• _The task_
Please return every line of the records below that contains the word "have".

Data for analysis section start

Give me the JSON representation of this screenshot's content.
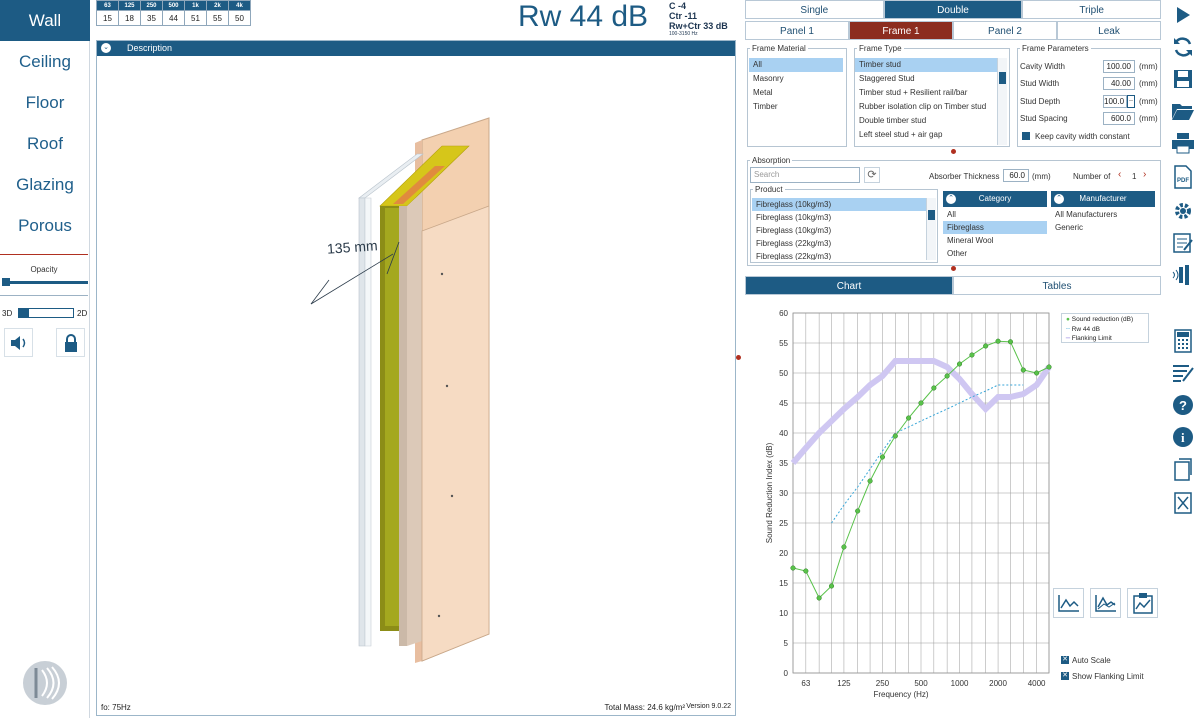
{
  "leftnav": {
    "items": [
      "Wall",
      "Ceiling",
      "Floor",
      "Roof",
      "Glazing",
      "Porous"
    ],
    "active": "Wall",
    "opacity_label": "Opacity",
    "view_left": "3D",
    "view_right": "2D"
  },
  "octave": {
    "freqs": [
      "63",
      "125",
      "250",
      "500",
      "1k",
      "2k",
      "4k"
    ],
    "values": [
      "15",
      "18",
      "35",
      "44",
      "51",
      "55",
      "50"
    ]
  },
  "rating": {
    "main": "Rw 44 dB",
    "c": "C -4",
    "ctr": "Ctr -11",
    "rwctr": "Rw+Ctr 33 dB",
    "range": "100-3150 Hz"
  },
  "viewport": {
    "desc": "Description",
    "dimension": "135 mm",
    "fo": "fo: 75Hz",
    "mass": "Total Mass: 24.6 kg/m²",
    "version": "Version 9.0.22"
  },
  "config_tabs": [
    "Single",
    "Double",
    "Triple"
  ],
  "config_active": "Double",
  "panel_tabs": [
    "Panel 1",
    "Frame 1",
    "Panel 2",
    "Leak"
  ],
  "panel_active": "Frame 1",
  "frame_material": {
    "legend": "Frame Material",
    "items": [
      "All",
      "Masonry",
      "Metal",
      "Timber"
    ],
    "selected": "All"
  },
  "frame_type": {
    "legend": "Frame Type",
    "items": [
      "Timber stud",
      "Staggered Stud",
      "Timber stud + Resilient rail/bar",
      "Rubber isolation clip on Timber stud",
      "Double timber stud",
      "Left steel stud + air gap"
    ],
    "selected": "Timber stud"
  },
  "frame_params": {
    "legend": "Frame Parameters",
    "rows": [
      {
        "label": "Cavity Width",
        "value": "100.00",
        "unit": "(mm)"
      },
      {
        "label": "Stud Width",
        "value": "40.00",
        "unit": "(mm)"
      },
      {
        "label": "Stud Depth",
        "value": "100.0",
        "unit": "(mm)"
      },
      {
        "label": "Stud Spacing",
        "value": "600.0",
        "unit": "(mm)"
      }
    ],
    "keep_label": "Keep cavity width constant"
  },
  "absorption": {
    "legend": "Absorption",
    "search_placeholder": "Search",
    "thickness_label": "Absorber Thickness",
    "thickness_value": "60.0",
    "thickness_unit": "(mm)",
    "number_label": "Number of",
    "number_value": "1",
    "product_legend": "Product",
    "products": [
      "Fibreglass (10kg/m3)",
      "Fibreglass (10kg/m3)",
      "Fibreglass (10kg/m3)",
      "Fibreglass (22kg/m3)",
      "Fibreglass (22kg/m3)"
    ],
    "category_header": "Category",
    "categories": [
      "All",
      "Fibreglass",
      "Mineral Wool",
      "Other"
    ],
    "category_selected": "Fibreglass",
    "manufacturer_header": "Manufacturer",
    "manufacturers": [
      "All Manufacturers",
      "Generic"
    ]
  },
  "view_tabs": [
    "Chart",
    "Tables"
  ],
  "view_active": "Chart",
  "chart_controls": {
    "auto_scale": "Auto Scale",
    "show_flanking": "Show Flanking Limit"
  },
  "chart_data": {
    "type": "line",
    "xlabel": "Frequency (Hz)",
    "ylabel": "Sound Reduction Index (dB)",
    "ylim": [
      0,
      60
    ],
    "yticks": [
      0,
      5,
      10,
      15,
      20,
      25,
      30,
      35,
      40,
      45,
      50,
      55,
      60
    ],
    "xticks": [
      {
        "label": "63",
        "f": 63
      },
      {
        "label": "125",
        "f": 125
      },
      {
        "label": "250",
        "f": 250
      },
      {
        "label": "500",
        "f": 500
      },
      {
        "label": "1000",
        "f": 1000
      },
      {
        "label": "2000",
        "f": 2000
      },
      {
        "label": "4000",
        "f": 4000
      }
    ],
    "xlim": [
      50,
      5000
    ],
    "legend_position": "top-right",
    "grid": true,
    "series": [
      {
        "name": "Sound reduction (dB)",
        "color": "#59c24a",
        "marker": true,
        "x": [
          50,
          63,
          80,
          100,
          125,
          160,
          200,
          250,
          315,
          400,
          500,
          630,
          800,
          1000,
          1250,
          1600,
          2000,
          2500,
          3150,
          4000,
          5000
        ],
        "y": [
          17.5,
          17,
          12.5,
          14.5,
          21,
          27,
          32,
          36,
          39.5,
          42.5,
          45,
          47.5,
          49.5,
          51.5,
          53,
          54.5,
          55.3,
          55.2,
          50.5,
          50,
          51
        ]
      },
      {
        "name": "Rw 44 dB",
        "color": "#38a6d8",
        "dashed": true,
        "x": [
          100,
          125,
          160,
          200,
          250,
          315,
          400,
          500,
          630,
          800,
          1000,
          1250,
          1600,
          2000,
          2500,
          3150
        ],
        "y": [
          25,
          28,
          31,
          34,
          37,
          40,
          41,
          42,
          43,
          44,
          45,
          46,
          47,
          48,
          48,
          48
        ]
      },
      {
        "name": "Flanking Limit",
        "color": "#cfc7f2",
        "thick": true,
        "x": [
          50,
          63,
          80,
          100,
          125,
          160,
          200,
          250,
          315,
          400,
          500,
          630,
          800,
          1000,
          1250,
          1600,
          2000,
          2500,
          3150,
          4000,
          5000
        ],
        "y": [
          35,
          37.5,
          40,
          42,
          44,
          46,
          48,
          49.5,
          52,
          52,
          52,
          52,
          51,
          49,
          46.5,
          44,
          46,
          46,
          46.5,
          48,
          51
        ]
      }
    ]
  }
}
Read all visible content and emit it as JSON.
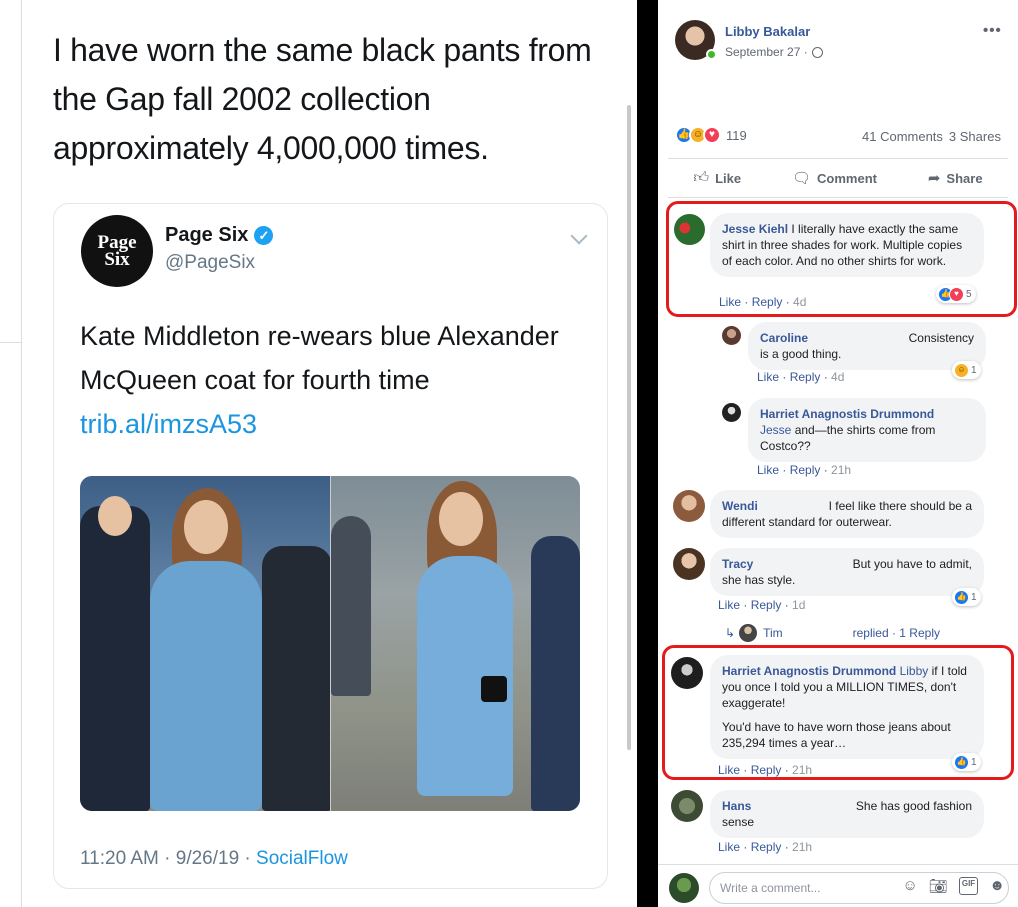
{
  "tweet_screenshot": {
    "quote": "I have worn the same black pants from the Gap fall 2002 collection approximately 4,000,000 times.",
    "author_name": "Page Six",
    "author_handle": "@PageSix",
    "logo_text_line1": "Page",
    "logo_text_line2": "Six",
    "body": "Kate Middleton re-wears blue Alexander McQueen coat for fourth time ",
    "link": "trib.al/imzsA53",
    "meta": "11:20 AM · 9/26/19 · ",
    "source": "SocialFlow"
  },
  "post": {
    "author": "Libby Bakalar",
    "date": "September 27 ·",
    "menu": "•••",
    "reaction_count": "119",
    "comments": "41 Comments",
    "shares": "3 Shares",
    "actions": {
      "like": "Like",
      "comment": "Comment",
      "share": "Share"
    }
  },
  "comments": [
    {
      "name": "Jesse Kiehl",
      "text": " I literally have exactly the same shirt in three shades for work. Multiple copies of each color. And no other shirts for work.",
      "like": "Like",
      "reply": "Reply",
      "time": "4d",
      "reacts": "5"
    },
    {
      "name": "Caroline",
      "text_after": "Consistency",
      "text": "is a good thing.",
      "like": "Like",
      "reply": "Reply",
      "time": "4d",
      "reacts": "1"
    },
    {
      "name": "Harriet Anagnostis Drummond",
      "mention": "Jesse",
      "text": " and—the shirts come from Costco??",
      "like": "Like",
      "reply": "Reply",
      "time": "21h"
    },
    {
      "name": "Wendi",
      "text_after": "I feel like there should be a",
      "text": "different standard for outerwear."
    },
    {
      "name": "Tracy",
      "text_after": "But you have to admit,",
      "text": "she has style.",
      "like": "Like",
      "reply": "Reply",
      "time": "1d",
      "reacts": "1"
    },
    {
      "name": "Harriet Anagnostis Drummond",
      "mention": "Libby",
      "text": " if I told you once I told you a MILLION TIMES, don't exaggerate!",
      "text2": "You'd have to have worn those jeans about 235,294 times a year…",
      "like": "Like",
      "reply": "Reply",
      "time": "21h",
      "reacts": "1"
    },
    {
      "name": "Hans",
      "text_after": "She has good fashion",
      "text": "sense",
      "like": "Like",
      "reply": "Reply",
      "time": "21h"
    }
  ],
  "reply_thread": {
    "name": "Tim",
    "label": "replied · 1 Reply"
  },
  "composer": {
    "placeholder": "Write a comment..."
  },
  "colors": {
    "facebook_blue": "#385898",
    "twitter_blue": "#1b95e0",
    "highlight_red": "#e41a1c"
  }
}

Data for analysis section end

• _Reply_
    "quote": "I have worn the same black pants from the Gap fall 2002 collection approximately 4,000,000 times.",
      "text": " I literally have exactly the same shirt in three shades for work. Multiple copies of each color. And no other shirts for work.",
      "text_after": "But you have to admit,",
      "text2": "You'd have to have worn those jeans about 235,294 times a year…",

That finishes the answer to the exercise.